── Dataset extract
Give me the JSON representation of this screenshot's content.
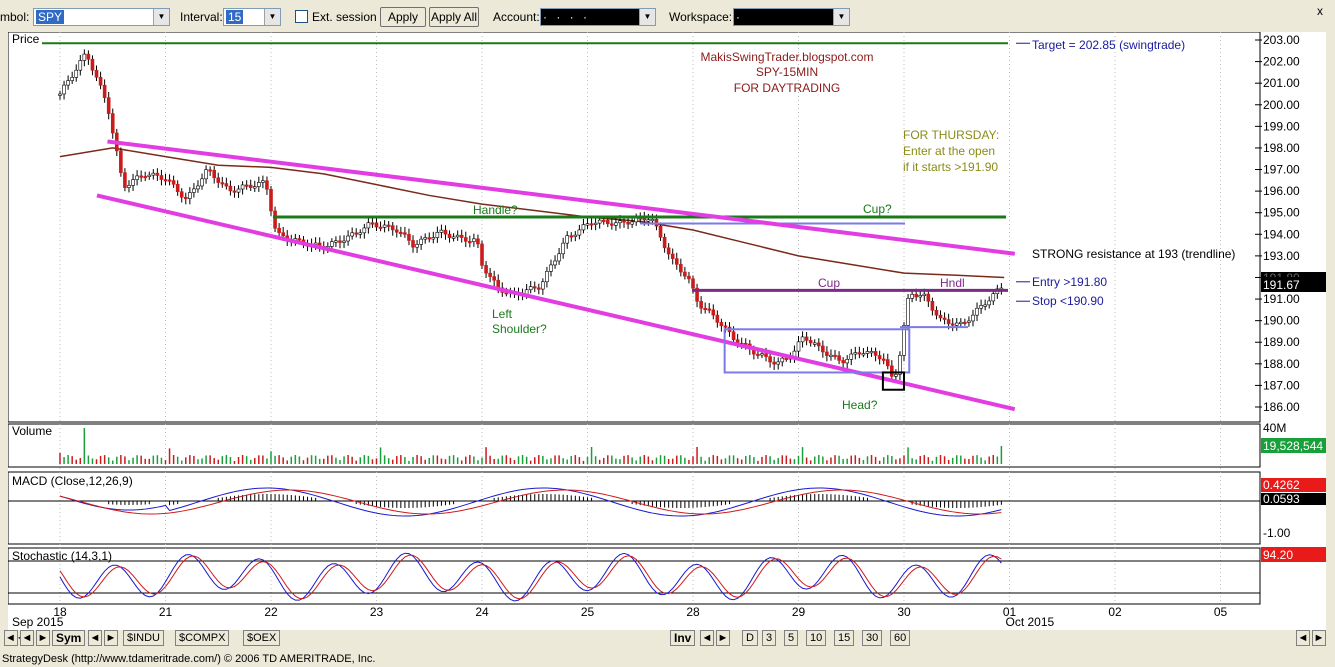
{
  "toolbar": {
    "symbol_label": "mbol:",
    "symbol_value": "SPY",
    "interval_label": "Interval:",
    "interval_value": "15",
    "ext_session_label": "Ext. session",
    "apply_label": "Apply",
    "apply_all_label": "Apply All",
    "account_label": "Account:",
    "account_value": "· · · ·",
    "workspace_label": "Workspace:",
    "workspace_value": "·",
    "close_glyph": "x"
  },
  "annotations": {
    "blog": "MakisSwingTrader.blogspot.com",
    "symbol_tf": "SPY-15MIN",
    "purpose": "FOR DAYTRADING",
    "thursday1": "FOR THURSDAY:",
    "thursday2": "Enter at the open",
    "thursday3": "if it starts >191.90",
    "target": "Target = 202.85 (swingtrade)",
    "resistance": "STRONG resistance at 193 (trendline)",
    "entry": "Entry >191.80",
    "stop": "Stop <190.90",
    "handle": "Handle?",
    "cup_q": "Cup?",
    "cup": "Cup",
    "hndl": "Hndl",
    "left1": "Left",
    "left2": "Shoulder?",
    "head": "Head?"
  },
  "panels": {
    "price_title": "Price",
    "volume_title": "Volume",
    "volume_axis_top": "40M",
    "volume_last": "19,528,544",
    "macd_title": "MACD (Close,12,26,9)",
    "macd_val1": "0.4262",
    "macd_val2": "0.0593",
    "macd_axis": "-1.00",
    "stoch_title": "Stochastic (14,3,1)",
    "stoch_val": "94.20",
    "last_price": "191.67",
    "hidden_price": "191.80"
  },
  "colors": {
    "magenta": "#e23ce3",
    "green": "#1a7a1a",
    "up": "#2a2a2a",
    "down": "#cc1b1b",
    "ma": "#7b2a1a",
    "box": "#7b7be8",
    "purple": "#7d2a86",
    "annot_red": "#8b1a1a",
    "annot_olive": "#8b8b1a",
    "annot_blue": "#1a1aa0"
  },
  "chart_data": {
    "type": "candlestick",
    "symbol": "SPY",
    "interval": "15",
    "y_ticks": [
      203,
      202,
      201,
      200,
      199,
      198,
      197,
      196,
      195,
      194,
      193,
      192,
      191,
      190,
      189,
      188,
      187,
      186
    ],
    "y_tick_labels": [
      "203.00",
      "202.00",
      "201.00",
      "200.00",
      "199.00",
      "198.00",
      "197.00",
      "196.00",
      "195.00",
      "194.00",
      "193.00",
      "",
      "191.00",
      "190.00",
      "189.00",
      "188.00",
      "187.00",
      "186.00"
    ],
    "ylim": [
      185.4,
      203.2
    ],
    "x_days": [
      "18",
      "21",
      "22",
      "23",
      "24",
      "25",
      "28",
      "29",
      "30",
      "01",
      "02",
      "05"
    ],
    "x_months": [
      "Sep 2015",
      "Oct 2015"
    ],
    "close_path": [
      [
        0,
        200.5
      ],
      [
        0.25,
        202.4
      ],
      [
        0.45,
        200.0
      ],
      [
        0.6,
        196.2
      ],
      [
        0.8,
        196.8
      ],
      [
        1.0,
        196.6
      ],
      [
        1.2,
        195.6
      ],
      [
        1.4,
        197.0
      ],
      [
        1.6,
        196.0
      ],
      [
        1.75,
        196.2
      ],
      [
        1.95,
        196.4
      ],
      [
        2.05,
        194.0
      ],
      [
        2.3,
        193.6
      ],
      [
        2.5,
        193.4
      ],
      [
        2.75,
        193.9
      ],
      [
        2.95,
        194.5
      ],
      [
        3.2,
        194.2
      ],
      [
        3.35,
        193.5
      ],
      [
        3.6,
        194.1
      ],
      [
        3.8,
        193.8
      ],
      [
        3.95,
        193.7
      ],
      [
        4.0,
        192.6
      ],
      [
        4.15,
        191.5
      ],
      [
        4.3,
        191.2
      ],
      [
        4.55,
        191.6
      ],
      [
        4.8,
        193.8
      ],
      [
        4.95,
        194.3
      ],
      [
        5.05,
        194.6
      ],
      [
        5.3,
        194.5
      ],
      [
        5.6,
        194.8
      ],
      [
        5.8,
        192.8
      ],
      [
        5.95,
        192.0
      ],
      [
        6.05,
        190.8
      ],
      [
        6.2,
        190.2
      ],
      [
        6.4,
        189.1
      ],
      [
        6.6,
        188.5
      ],
      [
        6.8,
        188.0
      ],
      [
        6.95,
        188.5
      ],
      [
        7.05,
        189.3
      ],
      [
        7.2,
        188.7
      ],
      [
        7.4,
        188.1
      ],
      [
        7.6,
        188.6
      ],
      [
        7.8,
        188.3
      ],
      [
        7.9,
        187.2
      ],
      [
        7.95,
        188.1
      ],
      [
        8.05,
        191.3
      ],
      [
        8.2,
        191.1
      ],
      [
        8.35,
        190.0
      ],
      [
        8.55,
        189.8
      ],
      [
        8.7,
        190.5
      ],
      [
        8.85,
        191.2
      ],
      [
        8.95,
        191.67
      ]
    ],
    "moving_average": [
      [
        0,
        197.6
      ],
      [
        0.5,
        198.0
      ],
      [
        1.0,
        197.6
      ],
      [
        1.5,
        197.2
      ],
      [
        2.0,
        197.1
      ],
      [
        2.5,
        196.8
      ],
      [
        3.0,
        196.3
      ],
      [
        3.5,
        195.8
      ],
      [
        4.0,
        195.4
      ],
      [
        4.5,
        195.1
      ],
      [
        5.0,
        194.8
      ],
      [
        5.5,
        194.6
      ],
      [
        6.0,
        194.2
      ],
      [
        6.5,
        193.6
      ],
      [
        7.0,
        193.0
      ],
      [
        7.5,
        192.6
      ],
      [
        8.0,
        192.2
      ],
      [
        8.5,
        192.1
      ],
      [
        8.95,
        192.0
      ]
    ],
    "levels": {
      "target": 202.85,
      "handle_line": 194.8,
      "cup_line": 191.4,
      "entry": 191.8,
      "stop": 190.9,
      "resistance": 193
    },
    "trendlines": [
      {
        "name": "upper",
        "from": [
          0.45,
          198.3
        ],
        "to": [
          9.05,
          193.1
        ]
      },
      {
        "name": "lower",
        "from": [
          0.35,
          195.8
        ],
        "to": [
          9.05,
          185.9
        ]
      }
    ],
    "boxes": [
      {
        "name": "consolidation",
        "x": [
          6.3,
          8.05
        ],
        "y": [
          187.6,
          189.6
        ]
      },
      {
        "name": "head",
        "x": [
          7.8,
          8.0
        ],
        "y": [
          186.8,
          187.6
        ]
      }
    ],
    "volume_spike_day": 0.22
  },
  "bottom": {
    "tabs": [
      "Sym",
      "$INDU",
      "$COMPX",
      "$OEX"
    ],
    "inv": "Inv",
    "periods": [
      "D",
      "3",
      "5",
      "10",
      "15",
      "30",
      "60"
    ],
    "status": "StrategyDesk (http://www.tdameritrade.com/) © 2006 TD AMERITRADE, Inc."
  }
}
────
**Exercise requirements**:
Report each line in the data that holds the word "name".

**Answer**:
        "name": "upper",
        "name": "lower",
        "name": "consolidation",
        "name": "head",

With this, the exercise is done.